Friday, 24 April 2009

Saint Hilda's Whitby and a Musing on the Future.

Bringing to a close our occasional series about Whitby Churches is this post which looks at the Cathedral that never was, Saint Hilda's. This view though from the bottom of the breakwater shows the still, smooth waters of Whitby harbour. The view the other way is choppy, though, and a less appealing prospect. So it is for Whitby wanderers, so it is for us. We can look back at the success of the Catholic Revival in the Church of England and see a pool of still waters, reassuring us that the 'glorious battle' was, for a little while at least, almost won. The tidal waves of the faith though, created through the grace of God and the entry of a few very large priests into the small pool of the Church of England soon spread, diminishing the effect until all was covered with a thin, shiny gloss of Catholicism. Those of us who realise that it is time for another coat of paint probably also realise that it will be more difficult, but better in the long run, to demolish the structure and build a new one, using the bricks of the faith provided by our Parishes, but incorporating new structures as well. Schools, a new way of living the religious life, retreat houses and pilgrimage sites like Walsingham.

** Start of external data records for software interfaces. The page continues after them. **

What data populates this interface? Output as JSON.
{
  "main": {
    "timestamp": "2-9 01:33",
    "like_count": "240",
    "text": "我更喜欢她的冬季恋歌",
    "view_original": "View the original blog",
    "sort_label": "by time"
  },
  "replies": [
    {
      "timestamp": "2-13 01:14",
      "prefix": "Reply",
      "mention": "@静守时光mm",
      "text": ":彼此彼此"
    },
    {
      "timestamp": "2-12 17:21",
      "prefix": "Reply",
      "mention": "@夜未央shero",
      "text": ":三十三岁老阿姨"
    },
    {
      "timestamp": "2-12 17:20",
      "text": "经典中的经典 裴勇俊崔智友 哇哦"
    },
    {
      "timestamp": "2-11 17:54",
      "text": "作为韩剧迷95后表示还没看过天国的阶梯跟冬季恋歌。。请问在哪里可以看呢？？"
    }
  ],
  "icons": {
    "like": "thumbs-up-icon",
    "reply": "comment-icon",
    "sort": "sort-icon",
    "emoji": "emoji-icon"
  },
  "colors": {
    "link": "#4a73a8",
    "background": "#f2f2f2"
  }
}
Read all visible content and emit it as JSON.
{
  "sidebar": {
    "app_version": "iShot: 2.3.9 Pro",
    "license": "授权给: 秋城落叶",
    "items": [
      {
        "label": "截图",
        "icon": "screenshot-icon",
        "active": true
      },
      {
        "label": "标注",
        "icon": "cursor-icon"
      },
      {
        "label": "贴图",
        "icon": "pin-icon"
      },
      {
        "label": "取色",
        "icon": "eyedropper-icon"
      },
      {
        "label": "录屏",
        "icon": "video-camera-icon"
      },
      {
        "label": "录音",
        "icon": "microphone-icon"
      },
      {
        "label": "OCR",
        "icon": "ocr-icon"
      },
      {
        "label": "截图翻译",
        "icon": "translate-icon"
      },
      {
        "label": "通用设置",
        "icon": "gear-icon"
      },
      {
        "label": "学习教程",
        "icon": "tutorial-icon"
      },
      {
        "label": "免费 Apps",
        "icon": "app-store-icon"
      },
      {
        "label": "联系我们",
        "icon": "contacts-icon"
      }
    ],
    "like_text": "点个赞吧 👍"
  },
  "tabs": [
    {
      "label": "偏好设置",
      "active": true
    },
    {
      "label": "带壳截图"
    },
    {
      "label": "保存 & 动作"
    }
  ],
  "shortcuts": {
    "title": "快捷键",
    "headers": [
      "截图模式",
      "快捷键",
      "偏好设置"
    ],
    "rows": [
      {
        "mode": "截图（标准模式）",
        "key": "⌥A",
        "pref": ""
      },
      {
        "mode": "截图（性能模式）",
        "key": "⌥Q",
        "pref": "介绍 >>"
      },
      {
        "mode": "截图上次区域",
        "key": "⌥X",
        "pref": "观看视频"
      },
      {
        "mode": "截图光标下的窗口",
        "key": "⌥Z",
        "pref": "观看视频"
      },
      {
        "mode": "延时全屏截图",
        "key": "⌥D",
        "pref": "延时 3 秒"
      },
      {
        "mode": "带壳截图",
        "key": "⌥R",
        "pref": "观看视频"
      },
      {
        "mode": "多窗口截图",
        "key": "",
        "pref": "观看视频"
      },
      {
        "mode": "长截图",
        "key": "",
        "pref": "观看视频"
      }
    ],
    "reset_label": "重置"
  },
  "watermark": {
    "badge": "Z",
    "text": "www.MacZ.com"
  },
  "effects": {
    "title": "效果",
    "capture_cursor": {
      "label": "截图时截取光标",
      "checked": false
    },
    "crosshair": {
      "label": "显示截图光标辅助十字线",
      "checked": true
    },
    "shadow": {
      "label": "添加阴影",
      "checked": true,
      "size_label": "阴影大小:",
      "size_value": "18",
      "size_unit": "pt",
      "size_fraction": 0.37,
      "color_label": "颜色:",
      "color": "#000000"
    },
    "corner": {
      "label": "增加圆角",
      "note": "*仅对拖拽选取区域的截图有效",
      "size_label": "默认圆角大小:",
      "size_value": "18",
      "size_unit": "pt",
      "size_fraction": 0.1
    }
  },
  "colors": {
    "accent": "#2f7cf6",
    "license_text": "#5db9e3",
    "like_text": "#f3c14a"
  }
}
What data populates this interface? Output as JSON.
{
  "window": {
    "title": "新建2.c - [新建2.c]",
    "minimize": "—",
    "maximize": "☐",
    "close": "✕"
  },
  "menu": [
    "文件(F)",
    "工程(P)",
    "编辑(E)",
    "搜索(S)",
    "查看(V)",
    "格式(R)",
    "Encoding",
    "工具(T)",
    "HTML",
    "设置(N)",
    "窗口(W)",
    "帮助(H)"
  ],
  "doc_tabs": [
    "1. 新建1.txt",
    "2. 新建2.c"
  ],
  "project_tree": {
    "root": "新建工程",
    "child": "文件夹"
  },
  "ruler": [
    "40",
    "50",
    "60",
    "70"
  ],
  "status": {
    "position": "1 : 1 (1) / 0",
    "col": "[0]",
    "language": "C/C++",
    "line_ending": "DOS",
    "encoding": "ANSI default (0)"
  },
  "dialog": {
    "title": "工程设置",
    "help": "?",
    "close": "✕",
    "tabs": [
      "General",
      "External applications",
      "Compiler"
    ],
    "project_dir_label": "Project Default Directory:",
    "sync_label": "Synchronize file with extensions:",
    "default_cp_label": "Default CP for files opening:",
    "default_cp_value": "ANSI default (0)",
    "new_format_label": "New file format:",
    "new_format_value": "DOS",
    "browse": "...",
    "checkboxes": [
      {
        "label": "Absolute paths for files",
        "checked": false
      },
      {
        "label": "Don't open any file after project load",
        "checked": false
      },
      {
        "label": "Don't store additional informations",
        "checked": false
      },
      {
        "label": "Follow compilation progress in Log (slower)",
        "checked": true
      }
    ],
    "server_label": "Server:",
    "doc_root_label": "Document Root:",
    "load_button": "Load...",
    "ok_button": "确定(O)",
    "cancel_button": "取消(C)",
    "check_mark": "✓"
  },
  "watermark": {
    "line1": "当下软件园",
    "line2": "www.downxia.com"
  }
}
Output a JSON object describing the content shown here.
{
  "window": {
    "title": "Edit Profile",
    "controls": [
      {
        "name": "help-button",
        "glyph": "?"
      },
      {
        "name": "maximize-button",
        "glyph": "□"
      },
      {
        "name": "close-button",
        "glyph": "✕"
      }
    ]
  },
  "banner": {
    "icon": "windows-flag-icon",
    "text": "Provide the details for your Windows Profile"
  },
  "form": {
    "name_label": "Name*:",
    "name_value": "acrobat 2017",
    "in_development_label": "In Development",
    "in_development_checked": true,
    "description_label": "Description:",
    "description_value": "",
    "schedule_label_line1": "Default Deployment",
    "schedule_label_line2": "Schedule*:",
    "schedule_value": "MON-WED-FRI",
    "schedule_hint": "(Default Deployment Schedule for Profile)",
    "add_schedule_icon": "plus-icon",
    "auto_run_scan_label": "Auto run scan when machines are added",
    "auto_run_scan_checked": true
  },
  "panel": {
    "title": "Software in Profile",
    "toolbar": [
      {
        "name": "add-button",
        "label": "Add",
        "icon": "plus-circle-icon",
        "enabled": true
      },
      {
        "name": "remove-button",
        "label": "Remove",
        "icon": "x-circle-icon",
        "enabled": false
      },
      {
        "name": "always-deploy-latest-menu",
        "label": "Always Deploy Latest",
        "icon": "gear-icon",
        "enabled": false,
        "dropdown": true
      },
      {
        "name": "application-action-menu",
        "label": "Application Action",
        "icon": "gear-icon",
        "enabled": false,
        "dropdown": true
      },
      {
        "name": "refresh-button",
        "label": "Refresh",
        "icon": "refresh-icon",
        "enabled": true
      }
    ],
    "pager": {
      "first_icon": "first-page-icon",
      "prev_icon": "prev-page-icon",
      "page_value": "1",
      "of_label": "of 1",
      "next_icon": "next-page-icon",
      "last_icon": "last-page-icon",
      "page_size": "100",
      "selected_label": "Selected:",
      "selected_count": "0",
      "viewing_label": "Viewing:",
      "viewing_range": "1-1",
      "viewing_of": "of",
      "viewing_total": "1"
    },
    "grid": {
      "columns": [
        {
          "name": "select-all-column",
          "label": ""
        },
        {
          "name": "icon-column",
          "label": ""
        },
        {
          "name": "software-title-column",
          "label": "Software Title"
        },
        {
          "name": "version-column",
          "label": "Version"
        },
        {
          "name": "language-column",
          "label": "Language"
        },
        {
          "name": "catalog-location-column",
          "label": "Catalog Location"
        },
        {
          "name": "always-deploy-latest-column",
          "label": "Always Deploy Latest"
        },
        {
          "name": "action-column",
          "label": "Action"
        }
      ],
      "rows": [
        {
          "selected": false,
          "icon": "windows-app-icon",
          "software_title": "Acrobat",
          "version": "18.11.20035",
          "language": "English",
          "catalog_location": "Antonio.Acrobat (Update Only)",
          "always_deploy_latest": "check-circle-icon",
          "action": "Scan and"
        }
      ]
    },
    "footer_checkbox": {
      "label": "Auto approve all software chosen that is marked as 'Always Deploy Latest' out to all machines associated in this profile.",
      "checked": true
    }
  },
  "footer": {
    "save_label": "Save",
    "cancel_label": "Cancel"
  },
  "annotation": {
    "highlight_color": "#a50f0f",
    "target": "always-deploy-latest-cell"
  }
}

Over in America, covenants are being looked into to remove much of the legal clout which Dr Schori has been wielding recently. The proposals will create a two tier structure in ECUSA which will remove Parishes from the influence of reformers and create stability in which orthodox Parishes can grow and nurture each other, teaching the faith as handed to the Saints and working with true zeal for souls. This unfortunate situation becomes necessary when certain parts of the Church remove themselves so far from the bounds of acceptability as to endanger the life of the Church for coming generations. In the end, the hope is, the Church will be healed and return to the teachings of scripture. This could sound as though it will create a bigoted, reactionary caucus, and I hope this will not be so. It should enable Parishes not so different from the one I currently live and work in to live without fear of who the next Bishop will be or whether the Archdeacon will play roulette with our Parish share.

Is all this necessary? I hope not, I really do. However, here in England things are moving, still under the surface, at a significant rate. Men to watch include the Bishop of Rochester, who is a fine and true Bishop, a warrior for the Church and, surprisingly, Rowan Williams. Another Northern Diocesan is also expected to surprise many, many people. These good Bishops may, with the help of others, enable provision for us which is adequate and better than anything yet suggested. The news on the AW newsdesk is bright and good. There is Hope.

Meanwhile, back in Whitby, we see the side Chapel of Saint Hilda's, prepared for Passiontide. Saint Hilda's was built for a deal between high and low Churchmen, the fight of the day. Unhappy with Saint Mary's, the people of the town petitioned for this new Church to be built, and it was built at the same height as the old Church, on the other side of the harbour. It quickly became the busiest Church in the town and was nominated to be the Cathedral for the new see of Whitby, which in the end remained as a suffragen post, rather than a see in its own right. That the new Church became the dominant one and remains so is a parable of our time and a salutary lesson to the Church, to our Church, to come up with alternatives to the big new Churches taking shape in cinemas and old bingo halls, to provide the faith, as I am about to swear, afresh for each generation, in and out of season. I hope to reflect in these pages, over the coming weeks, on the declarations I am about to make, to 'search out the poor and weak, the sick and lonely and those who are oppressed and powerless, to reach into the forgotten corners of the world, that the love of God may be visible', so do pray for me over the next few weeks.

And Saint Hilda's has been fitted out like a Cathedral in the quality of its furnishings, with a fine rood screen, carved stone pulpit and exceptional reredos which is, unfortunately for the purposes of the interested observer, veiled for Passiontide. I wonder how a simple poll of how many Roman Catholic and Anglican Churches veil their images might look in terms of percentages, I know that in America some Roman Catholic Dioceses have banned the veiling of images altogether.

My favourite thing! A sedilia. I love these expressions, carved in stone, of the ordering of the clergy in the Church.

The High Altar set up for Low Mass. The last time I came to Saint Hilda's, there was a nave altar on a dais in front of the rood, this time the dais and altar were moved to the side. The man who showed me round, who also built the dais, explained that times have moved on again here and they recently decided to return to the traditional posture for the Mass, but also to return to this glorious altar.

Which enjoys a commanding position from the sanctuary overlooking the choir and nave.

This is the most interesting feature of the Church of course, the cathedra built for the never-appointed Diocesan Bishop. His intended coat of arms is carved into it, in the centre of the panel above the seat. The walls in the sanctuary, once glorious, are flaking. A recent investigation revealed that it would cost fifty thousand pounds to restore the paintwork - a great amount for any Church to find these days.

And finally, Jane gets here fifteen minutes of fame!